Belfast Council calls for public inquiry into Renewable Heat Incentive "shambles"

BELFAST City Council has called for a full public inquiry into the "shambolic" Renewable Heat Incentive scheme, which has run millions of pounds over budget.

The RHI was set up in 2012 by the DUP's then-minister for enterprise, trade and investment Arlene Foster, who is now Joint First Minister. It was designed to encourage businesses and other non-domestic energy users to switch from fossil fuels to heat from renewable sources - but users could legitimately claim more in subsidies than the cost of the fuel burned.

Northern Ireland's Department of Economy now estimates that it will cost taxpayers an additional £490m.

A motion proposed by Alderman Ruth Patterson and passed by the council on Tuesday night noted serious public concern at the scheme's "financial squander" and resolved to write to the UK secretary of state calling on him to use powers under the Inquiries Act 2005 to initiate a public inquiry.

It also calls on Foster to step aside while the inquiry takes place.  

According to figures published by the BBC, 1,946 RHI applications were approved - a 98 per cent success rate. Some 984 were received in just three months from September to November 2015 after plans were announced to cut the subsidiary.

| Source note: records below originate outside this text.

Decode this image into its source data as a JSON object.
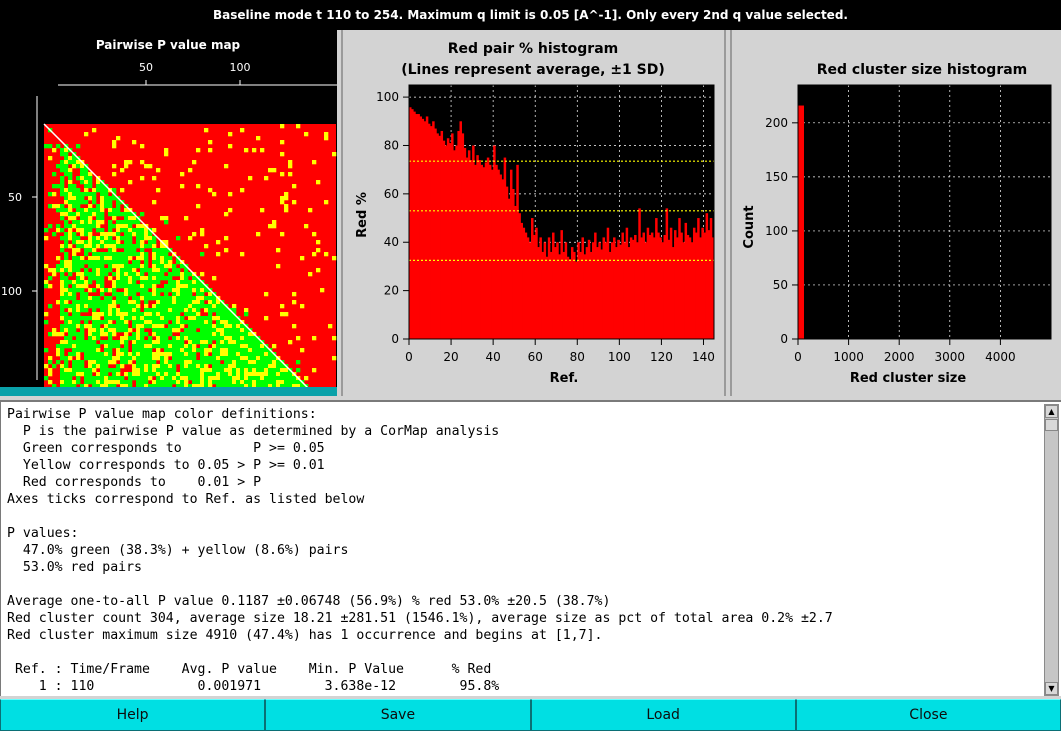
{
  "title": "Baseline mode t 110 to 254. Maximum q limit is 0.05 [A^-1]. Only every 2nd q value selected.",
  "map": {
    "title": "Pairwise P value map",
    "x_ticks": [
      "50",
      "100"
    ],
    "y_ticks": [
      "50",
      "100"
    ]
  },
  "colors": {
    "red": "#ff0000",
    "green": "#00ff00",
    "yellow": "#ffff00",
    "black": "#000000",
    "cyan": "#00dfe3"
  },
  "chart_data": [
    {
      "type": "bar",
      "title": "Red pair % histogram",
      "subtitle": "(Lines represent average, ±1 SD)",
      "xlabel": "Ref.",
      "ylabel": "Red %",
      "xlim": [
        0,
        145
      ],
      "ylim": [
        0,
        105
      ],
      "x_ticks": [
        0,
        20,
        40,
        60,
        80,
        100,
        120,
        140
      ],
      "y_ticks": [
        0,
        20,
        40,
        60,
        80,
        100
      ],
      "grid": true,
      "reference_lines": [
        73.5,
        53.0,
        32.5
      ],
      "values": [
        95.8,
        95,
        94,
        93,
        93,
        92,
        91,
        90,
        92,
        89,
        88,
        90,
        87,
        85,
        84,
        86,
        82,
        80,
        83,
        81,
        85,
        78,
        80,
        86,
        90,
        85,
        79,
        75,
        78,
        74,
        80,
        72,
        76,
        74,
        72,
        71,
        73,
        75,
        72,
        70,
        80,
        72,
        70,
        68,
        66,
        75,
        63,
        58,
        70,
        62,
        55,
        72,
        52,
        48,
        46,
        44,
        42,
        40,
        50,
        43,
        46,
        38,
        42,
        36,
        40,
        34,
        42,
        36,
        44,
        38,
        40,
        35,
        45,
        36,
        40,
        34,
        33,
        38,
        36,
        32,
        40,
        36,
        42,
        35,
        38,
        41,
        36,
        40,
        44,
        38,
        40,
        37,
        42,
        40,
        46,
        36,
        40,
        42,
        38,
        41,
        39,
        44,
        40,
        46,
        38,
        42,
        41,
        43,
        40,
        54,
        42,
        44,
        40,
        46,
        43,
        44,
        42,
        50,
        44,
        42,
        40,
        43,
        54,
        41,
        46,
        38,
        45,
        42,
        50,
        44,
        40,
        48,
        43,
        42,
        40,
        46,
        44,
        50,
        42,
        46,
        44,
        52,
        45,
        50,
        42
      ]
    },
    {
      "type": "bar",
      "title": "Red cluster size histogram",
      "xlabel": "Red cluster size",
      "ylabel": "Count",
      "xlim": [
        0,
        5000
      ],
      "ylim": [
        0,
        235
      ],
      "x_ticks": [
        0,
        1000,
        2000,
        3000,
        4000
      ],
      "y_ticks": [
        0,
        50,
        100,
        150,
        200
      ],
      "grid": true,
      "bars": [
        {
          "x": 0,
          "value": 216
        }
      ]
    }
  ],
  "text_lines": [
    "Pairwise P value map color definitions:",
    "  P is the pairwise P value as determined by a CorMap analysis",
    "  Green corresponds to         P >= 0.05",
    "  Yellow corresponds to 0.05 > P >= 0.01",
    "  Red corresponds to    0.01 > P",
    "Axes ticks correspond to Ref. as listed below",
    "",
    "P values:",
    "  47.0% green (38.3%) + yellow (8.6%) pairs",
    "  53.0% red pairs",
    "",
    "Average one-to-all P value 0.1187 ±0.06748 (56.9%) % red 53.0% ±20.5 (38.7%)",
    "Red cluster count 304, average size 18.21 ±281.51 (1546.1%), average size as pct of total area 0.2% ±2.7",
    "Red cluster maximum size 4910 (47.4%) has 1 occurrence and begins at [1,7].",
    "",
    " Ref. : Time/Frame    Avg. P value    Min. P Value      % Red",
    "    1 : 110             0.001971        3.638e-12        95.8%"
  ],
  "buttons": {
    "help": "Help",
    "save": "Save",
    "load": "Load",
    "close": "Close"
  }
}
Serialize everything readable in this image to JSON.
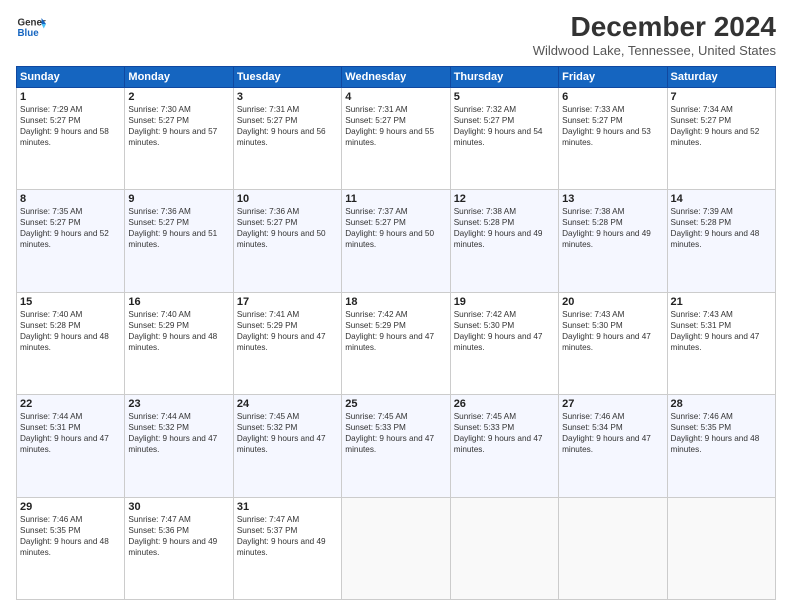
{
  "header": {
    "logo_line1": "General",
    "logo_line2": "Blue",
    "title": "December 2024",
    "subtitle": "Wildwood Lake, Tennessee, United States"
  },
  "columns": [
    "Sunday",
    "Monday",
    "Tuesday",
    "Wednesday",
    "Thursday",
    "Friday",
    "Saturday"
  ],
  "weeks": [
    [
      {
        "day": "1",
        "sunrise": "7:29 AM",
        "sunset": "5:27 PM",
        "daylight": "9 hours and 58 minutes."
      },
      {
        "day": "2",
        "sunrise": "7:30 AM",
        "sunset": "5:27 PM",
        "daylight": "9 hours and 57 minutes."
      },
      {
        "day": "3",
        "sunrise": "7:31 AM",
        "sunset": "5:27 PM",
        "daylight": "9 hours and 56 minutes."
      },
      {
        "day": "4",
        "sunrise": "7:31 AM",
        "sunset": "5:27 PM",
        "daylight": "9 hours and 55 minutes."
      },
      {
        "day": "5",
        "sunrise": "7:32 AM",
        "sunset": "5:27 PM",
        "daylight": "9 hours and 54 minutes."
      },
      {
        "day": "6",
        "sunrise": "7:33 AM",
        "sunset": "5:27 PM",
        "daylight": "9 hours and 53 minutes."
      },
      {
        "day": "7",
        "sunrise": "7:34 AM",
        "sunset": "5:27 PM",
        "daylight": "9 hours and 52 minutes."
      }
    ],
    [
      {
        "day": "8",
        "sunrise": "7:35 AM",
        "sunset": "5:27 PM",
        "daylight": "9 hours and 52 minutes."
      },
      {
        "day": "9",
        "sunrise": "7:36 AM",
        "sunset": "5:27 PM",
        "daylight": "9 hours and 51 minutes."
      },
      {
        "day": "10",
        "sunrise": "7:36 AM",
        "sunset": "5:27 PM",
        "daylight": "9 hours and 50 minutes."
      },
      {
        "day": "11",
        "sunrise": "7:37 AM",
        "sunset": "5:27 PM",
        "daylight": "9 hours and 50 minutes."
      },
      {
        "day": "12",
        "sunrise": "7:38 AM",
        "sunset": "5:28 PM",
        "daylight": "9 hours and 49 minutes."
      },
      {
        "day": "13",
        "sunrise": "7:38 AM",
        "sunset": "5:28 PM",
        "daylight": "9 hours and 49 minutes."
      },
      {
        "day": "14",
        "sunrise": "7:39 AM",
        "sunset": "5:28 PM",
        "daylight": "9 hours and 48 minutes."
      }
    ],
    [
      {
        "day": "15",
        "sunrise": "7:40 AM",
        "sunset": "5:28 PM",
        "daylight": "9 hours and 48 minutes."
      },
      {
        "day": "16",
        "sunrise": "7:40 AM",
        "sunset": "5:29 PM",
        "daylight": "9 hours and 48 minutes."
      },
      {
        "day": "17",
        "sunrise": "7:41 AM",
        "sunset": "5:29 PM",
        "daylight": "9 hours and 47 minutes."
      },
      {
        "day": "18",
        "sunrise": "7:42 AM",
        "sunset": "5:29 PM",
        "daylight": "9 hours and 47 minutes."
      },
      {
        "day": "19",
        "sunrise": "7:42 AM",
        "sunset": "5:30 PM",
        "daylight": "9 hours and 47 minutes."
      },
      {
        "day": "20",
        "sunrise": "7:43 AM",
        "sunset": "5:30 PM",
        "daylight": "9 hours and 47 minutes."
      },
      {
        "day": "21",
        "sunrise": "7:43 AM",
        "sunset": "5:31 PM",
        "daylight": "9 hours and 47 minutes."
      }
    ],
    [
      {
        "day": "22",
        "sunrise": "7:44 AM",
        "sunset": "5:31 PM",
        "daylight": "9 hours and 47 minutes."
      },
      {
        "day": "23",
        "sunrise": "7:44 AM",
        "sunset": "5:32 PM",
        "daylight": "9 hours and 47 minutes."
      },
      {
        "day": "24",
        "sunrise": "7:45 AM",
        "sunset": "5:32 PM",
        "daylight": "9 hours and 47 minutes."
      },
      {
        "day": "25",
        "sunrise": "7:45 AM",
        "sunset": "5:33 PM",
        "daylight": "9 hours and 47 minutes."
      },
      {
        "day": "26",
        "sunrise": "7:45 AM",
        "sunset": "5:33 PM",
        "daylight": "9 hours and 47 minutes."
      },
      {
        "day": "27",
        "sunrise": "7:46 AM",
        "sunset": "5:34 PM",
        "daylight": "9 hours and 47 minutes."
      },
      {
        "day": "28",
        "sunrise": "7:46 AM",
        "sunset": "5:35 PM",
        "daylight": "9 hours and 48 minutes."
      }
    ],
    [
      {
        "day": "29",
        "sunrise": "7:46 AM",
        "sunset": "5:35 PM",
        "daylight": "9 hours and 48 minutes."
      },
      {
        "day": "30",
        "sunrise": "7:47 AM",
        "sunset": "5:36 PM",
        "daylight": "9 hours and 49 minutes."
      },
      {
        "day": "31",
        "sunrise": "7:47 AM",
        "sunset": "5:37 PM",
        "daylight": "9 hours and 49 minutes."
      },
      null,
      null,
      null,
      null
    ]
  ],
  "labels": {
    "sunrise": "Sunrise: ",
    "sunset": "Sunset: ",
    "daylight": "Daylight: "
  }
}
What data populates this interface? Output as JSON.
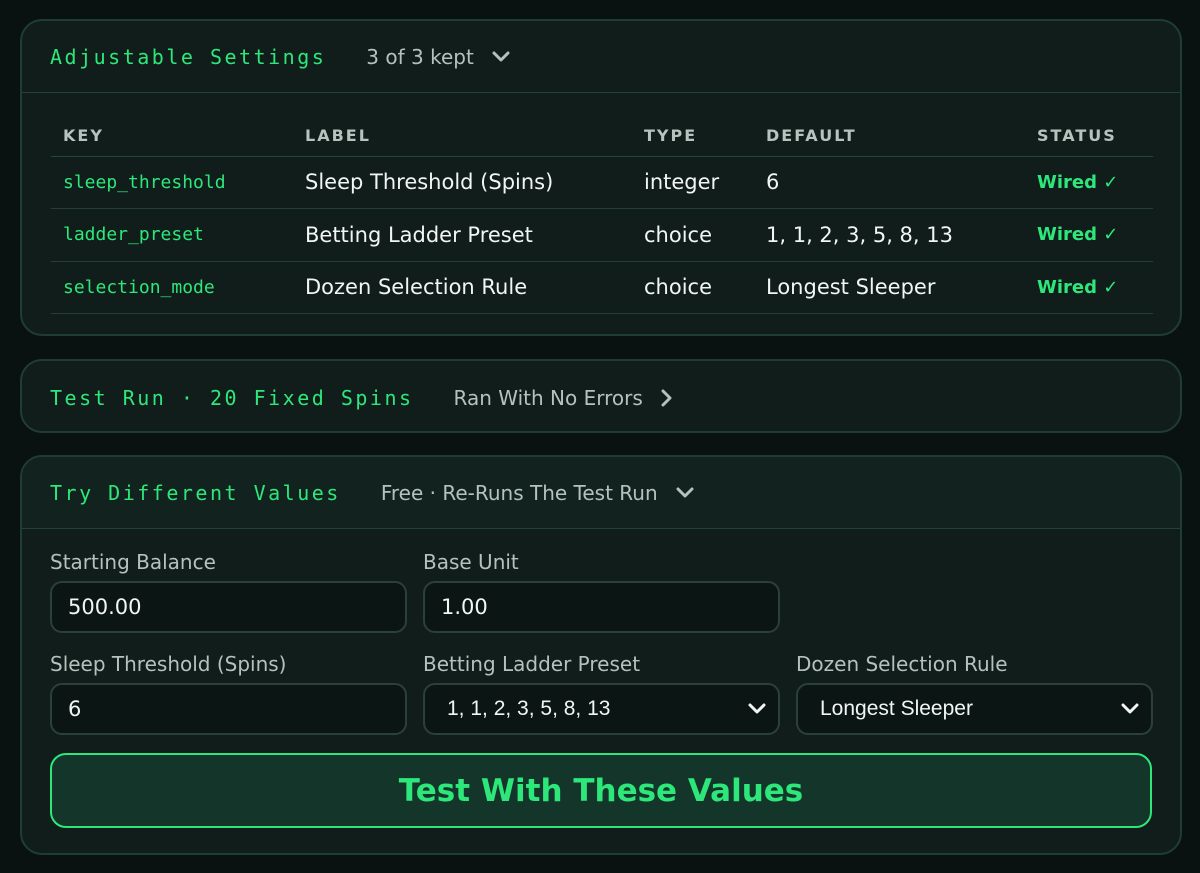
{
  "settings": {
    "title": "Adjustable Settings",
    "summary": "3 of 3 kept",
    "chevron": "chevron-down-icon",
    "columns": [
      "KEY",
      "LABEL",
      "TYPE",
      "DEFAULT",
      "STATUS"
    ],
    "rows": [
      {
        "key": "sleep_threshold",
        "label": "Sleep Threshold (Spins)",
        "type": "integer",
        "default": "6",
        "status": "Wired ✓"
      },
      {
        "key": "ladder_preset",
        "label": "Betting Ladder Preset",
        "type": "choice",
        "default": "1, 1, 2, 3, 5, 8, 13",
        "status": "Wired ✓"
      },
      {
        "key": "selection_mode",
        "label": "Dozen Selection Rule",
        "type": "choice",
        "default": "Longest Sleeper",
        "status": "Wired ✓"
      }
    ]
  },
  "test_run": {
    "title": "Test Run · 20 Fixed Spins",
    "result": "Ran With No Errors",
    "chevron": "chevron-right-icon"
  },
  "try_values": {
    "title": "Try Different Values",
    "subtitle": "Free · Re-Runs The Test Run",
    "chevron": "chevron-down-icon",
    "starting_balance": {
      "label": "Starting Balance",
      "value": "500.00"
    },
    "base_unit": {
      "label": "Base Unit",
      "value": "1.00"
    },
    "sleep_threshold": {
      "label": "Sleep Threshold (Spins)",
      "value": "6"
    },
    "ladder_preset": {
      "label": "Betting Ladder Preset",
      "value": "1, 1, 2, 3, 5, 8, 13"
    },
    "selection_rule": {
      "label": "Dozen Selection Rule",
      "value": "Longest Sleeper"
    },
    "submit_label": "Test With These Values"
  },
  "colors": {
    "accent": "#2ee77a",
    "background": "#0a1211",
    "panel": "#111d1b",
    "border": "#1f3d34"
  }
}
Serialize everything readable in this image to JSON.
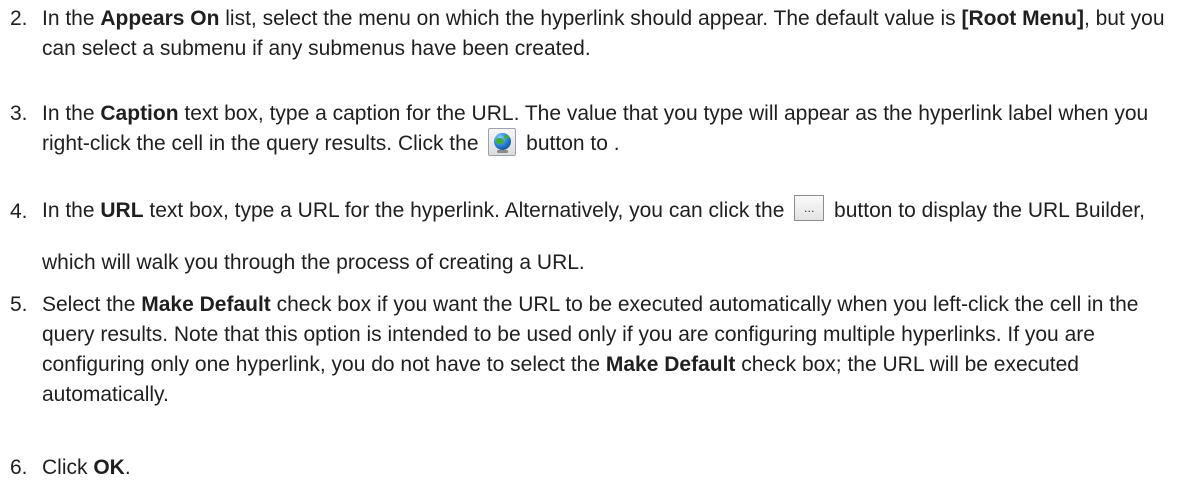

In an independent audit, there were issues with half of the 300 RHI installations inspected, including 14 cases of suspected fraud. In five cases, payments were stopped.

Alderman Patterson told a meeting of the council that the RHI scheme was a "farce" that was constructed in a "woeful manner" and wasted hundreds of millions of pounds. She noted that a former DUP minister, Jonathan Bell, has made serious allegations of political corruption that need to be "fully tested", along with allegations that DUP donors benefited disproportionately from the scheme.

Arlene Foster has apologised for not controlling the cost of the RHI scheme but has insisted she has "nothing to hide" and has rejected all calls to resign.

In a statement, the DfE said: "In regard to the cost of the RHI scheme, the Comptroller & Auditor General's report estimated the 20-year costs of the scheme, if nothing is done, to be £1,150m.

"C&AG stated this involves 'a number of uncertainties' and represents 'the best estimate of the worst case'.

"Based on a forecasted three per cent Barnett share of the allocation for the GB scheme, the projected available budget is £660m. Based on those published figures, the maximum burden on the Northern Ireland budget would be £490m."